Rev. Cleavant Derricks was an old man when I met him. Or so I thought. His frail health made him seem much old than his sixty-something years.
I was 14 when I sat on the floor of my sister’s living room in Nashville and listened, entranced, as Rev. Derricks and Daddy talked about Jesus, the Bible, and church songs they loved.
There they sat, turned to face each other, their knees touching. Daddy’s arm rested on the sofa back while Rev. Derricks’ hand rested on Daddy’s arm.
They represented the black and white of God’s warriors — not just in skin tone but in how they interpreted the scriptures and how they stood firm on the word of God. It was right or it was wrong. It was God or it was not. They saw no gray areas.
Daddy’s green eyes glistened with tears and his lip trembled slightly when Rev. Derricks told him the story that inspired the writing of one of Daddy’s favorite hymns, one we sang regularly in our tiny, white clapboard country church.
He had always loved music, he explained. From as a small child, he had sung and made up songs while he did chores around their home outside Chattanooga. When he grew into a teenager, America was approaching the Great Depression yet his parents were able to scrap together five dollars a month to send him to a nearby Conservatory of Music. One day, his mother had come to him in great sorrow.
“Son, I’m sorry but we just ain’t got five dollars this month. You’ll have to miss school until we can get the money together.”

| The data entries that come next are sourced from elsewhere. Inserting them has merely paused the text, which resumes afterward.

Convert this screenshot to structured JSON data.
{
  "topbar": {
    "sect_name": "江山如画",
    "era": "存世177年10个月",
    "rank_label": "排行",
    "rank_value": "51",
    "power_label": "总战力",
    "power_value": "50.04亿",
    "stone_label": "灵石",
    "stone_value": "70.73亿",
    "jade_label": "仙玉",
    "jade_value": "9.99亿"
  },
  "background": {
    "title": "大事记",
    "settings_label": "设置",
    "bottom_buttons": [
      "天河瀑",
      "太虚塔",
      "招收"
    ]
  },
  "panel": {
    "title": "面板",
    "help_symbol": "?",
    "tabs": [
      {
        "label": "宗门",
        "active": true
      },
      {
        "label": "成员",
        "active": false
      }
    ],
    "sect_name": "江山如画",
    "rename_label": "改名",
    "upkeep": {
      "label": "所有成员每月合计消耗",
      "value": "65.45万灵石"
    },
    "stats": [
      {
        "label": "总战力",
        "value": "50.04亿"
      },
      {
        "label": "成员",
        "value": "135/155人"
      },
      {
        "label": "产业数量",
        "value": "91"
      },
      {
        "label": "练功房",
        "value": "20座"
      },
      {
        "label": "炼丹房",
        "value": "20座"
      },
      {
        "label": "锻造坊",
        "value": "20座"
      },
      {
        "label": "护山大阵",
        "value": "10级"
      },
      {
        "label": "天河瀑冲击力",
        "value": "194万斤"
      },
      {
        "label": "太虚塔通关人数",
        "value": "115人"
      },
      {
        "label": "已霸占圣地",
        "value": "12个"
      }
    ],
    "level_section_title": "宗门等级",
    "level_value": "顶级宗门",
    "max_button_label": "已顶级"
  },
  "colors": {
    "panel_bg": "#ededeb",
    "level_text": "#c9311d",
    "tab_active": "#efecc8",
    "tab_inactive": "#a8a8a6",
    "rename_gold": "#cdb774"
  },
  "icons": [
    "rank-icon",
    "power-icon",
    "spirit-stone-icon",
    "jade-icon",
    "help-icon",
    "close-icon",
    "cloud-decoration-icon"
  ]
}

As I watched Rev. Derricks, he shook his head remorsefully and looked down at the floor momentarily. “I was so angry. So mad at God. I couldn’t understand how He’d let me down like that.”
The young man carried his pain to the movie theater where he worked, sweeping the floors. “As I pushed that broom, I cried out to God for help but I also told Him how upset I was. Music was the only thing I cared about and He had taken it away from me.”
As Cleavant Derricks prayed and swept, he noticed that a chewing gum wrapper had stuck to the broom. “In my anger, I lifted the broom and shook it furiously to get rid of the wrapper.” Still, it clung to the bristles.
A few more times throughout the course of cleaning, he tried to shake it off but it refused to let go.
When he finished sweeping, he was plenty aggravated as he grabbed up the broom and, annoyed, jerked off the paper.
“It wasn’t a gum wrapper,” the preacher said quietly. “It was a five-dollar bill.” Stunned, he held it until he realized his prayers were answered and his schooling would continue. “I looked up to the Lord and, weeping, I said, ‘Just a little talk with Jesus will make it right.’”
Cleavant Derricks would later answer the Lord’s call to preach. It took him to a little African-American church where the congregation was so poor that they could not afford songbooks.
Rev. Derricks wrote a letter to the Stamps-Baxter Company and sent three songs he had written. He asked, “Would you take these in exchange for songbooks for my congregation?”
For the cost of a dozen or so songbooks, Stamps-Baxter captured the rights to what would become three of the most valuable copyrights in gospel music history: Just A Little Talk With Jesus, When God Dips His Pen Of Love In My Heart and We’ll Soon Be Done With Troubles and Trials — another of Daddy’s favorites.
“I didn’t write ‘em for money,” the preacher said humbly.
“I wrote ‘em for my Lord and Savior.”
Today, we can be comforted by Rev. Derricks’ continuing truth: Just a little talk with Jesus will make it right.
Ronda Rich is the best-selling author of What Southern Women Know About Faith. Visit www.rondarich.com to sign up for her weekly newsletter.